> **WHAT NEEDS TO BE DONE**
Copy, from the data below, every line that has "tissue" in it.

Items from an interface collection

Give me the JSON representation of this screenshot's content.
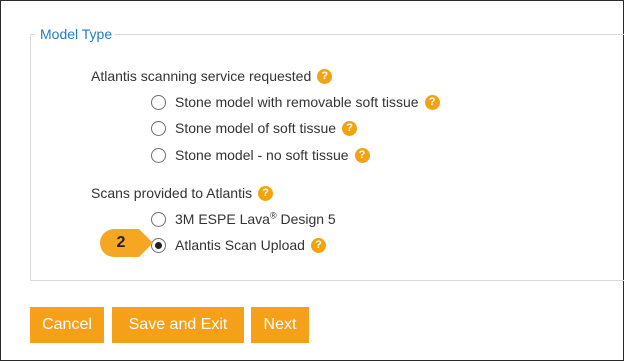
{
  "section": {
    "title": "Model Type"
  },
  "scanning_service": {
    "label": "Atlantis scanning service requested",
    "options": [
      {
        "label": "Stone model with removable soft tissue",
        "selected": false
      },
      {
        "label": "Stone model of soft tissue",
        "selected": false
      },
      {
        "label": "Stone model - no soft tissue",
        "selected": false
      }
    ]
  },
  "scans_provided": {
    "label": "Scans provided to Atlantis",
    "options": [
      {
        "label_prefix": "3M ESPE Lava",
        "label_sup": "®",
        "label_suffix": " Design 5",
        "selected": false
      },
      {
        "label": "Atlantis Scan Upload",
        "selected": true
      }
    ]
  },
  "help_icon": {
    "name": "help-icon",
    "glyph": "?",
    "color": "#f2a311"
  },
  "callout": {
    "number": "2",
    "color": "#f5a623"
  },
  "buttons": {
    "cancel": "Cancel",
    "save_exit": "Save and Exit",
    "next": "Next",
    "color": "#f5a018"
  }
}
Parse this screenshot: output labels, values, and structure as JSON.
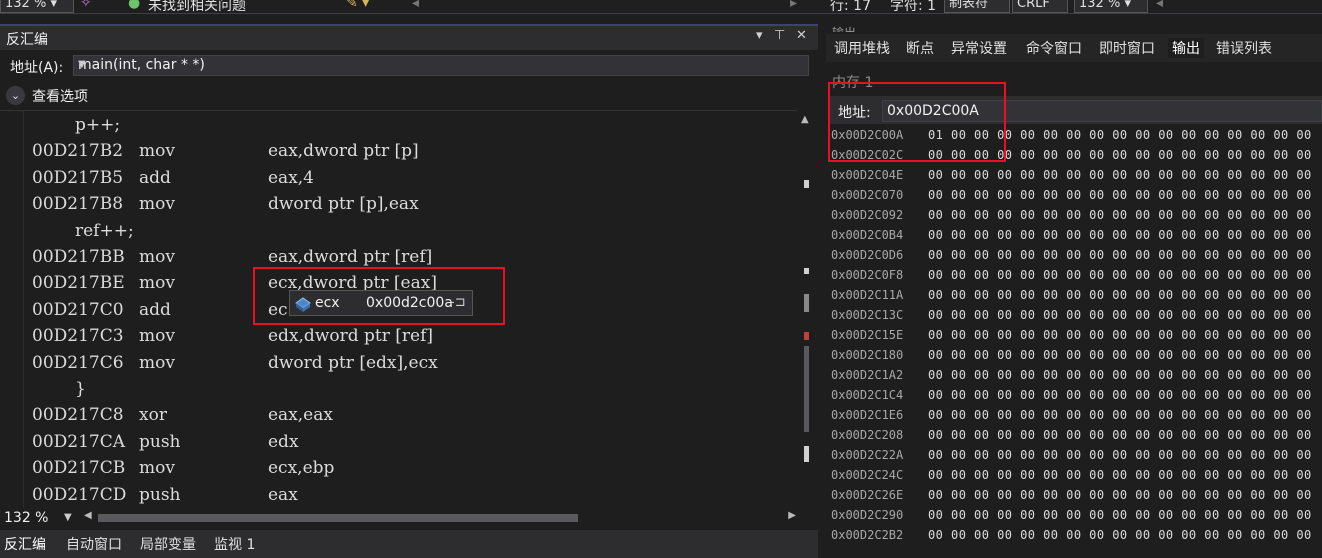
{
  "topbar": {
    "zoom": "132 %",
    "status": "未找到相关问题",
    "line": "行: 17",
    "char": "字符: 1",
    "tabs": "制表符",
    "eol": "CRLF",
    "zoom_right": "132 %"
  },
  "disasm": {
    "title": "反汇编",
    "address_label": "地址(A):",
    "address_value": "main(int, char * *)",
    "view_options": "查看选项",
    "tooltip": {
      "name": "ecx",
      "value": "0x00d2c00a"
    },
    "zoom": "132 %"
  },
  "code_lines": [
    {
      "src": "p++;"
    },
    {
      "addr": "00D217B2",
      "mn": "mov",
      "op": "eax,dword ptr [p]"
    },
    {
      "addr": "00D217B5",
      "mn": "add",
      "op": "eax,4"
    },
    {
      "addr": "00D217B8",
      "mn": "mov",
      "op": "dword ptr [p],eax"
    },
    {
      "src": "ref++;"
    },
    {
      "addr": "00D217BB",
      "mn": "mov",
      "op": "eax,dword ptr [ref]"
    },
    {
      "addr": "00D217BE",
      "mn": "mov",
      "op": "ecx,dword ptr [eax]"
    },
    {
      "addr": "00D217C0",
      "mn": "add",
      "op": "ec"
    },
    {
      "addr": "00D217C3",
      "mn": "mov",
      "op": "edx,dword ptr [ref]"
    },
    {
      "addr": "00D217C6",
      "mn": "mov",
      "op": "dword ptr [edx],ecx"
    },
    {
      "src": "}"
    },
    {
      "addr": "00D217C8",
      "mn": "xor",
      "op": "eax,eax"
    },
    {
      "addr": "00D217CA",
      "mn": "push",
      "op": "edx"
    },
    {
      "addr": "00D217CB",
      "mn": "mov",
      "op": "ecx,ebp"
    },
    {
      "addr": "00D217CD",
      "mn": "push",
      "op": "eax"
    }
  ],
  "bottom_tabs": [
    "反汇编",
    "自动窗口",
    "局部变量",
    "监视 1"
  ],
  "right_tabs": [
    "调用堆栈",
    "断点",
    "异常设置",
    "命令窗口",
    "即时窗口",
    "输出",
    "错误列表"
  ],
  "right_header_partial": "输出",
  "memory": {
    "title": "内存 1",
    "address_label": "地址:",
    "address_value": "0x00D2C00A",
    "first_row_bytes": "01 00 00 00 00 00 00 00 00 00 00 00 00 00 00 00 00",
    "zero_bytes": "00 00 00 00 00 00 00 00 00 00 00 00 00 00 00 00 00",
    "rows": [
      "0x00D2C00A",
      "0x00D2C02C",
      "0x00D2C04E",
      "0x00D2C070",
      "0x00D2C092",
      "0x00D2C0B4",
      "0x00D2C0D6",
      "0x00D2C0F8",
      "0x00D2C11A",
      "0x00D2C13C",
      "0x00D2C15E",
      "0x00D2C180",
      "0x00D2C1A2",
      "0x00D2C1C4",
      "0x00D2C1E6",
      "0x00D2C208",
      "0x00D2C22A",
      "0x00D2C24C",
      "0x00D2C26E",
      "0x00D2C290",
      "0x00D2C2B2"
    ]
  },
  "colors": {
    "highlight_box": "#e81123",
    "accent": "#3e3e84"
  }
}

> **FINISHED EXERCISE**
        "label": "Stone model with removable soft tissue",
        "label": "Stone model of soft tissue",
        "label": "Stone model - no soft tissue",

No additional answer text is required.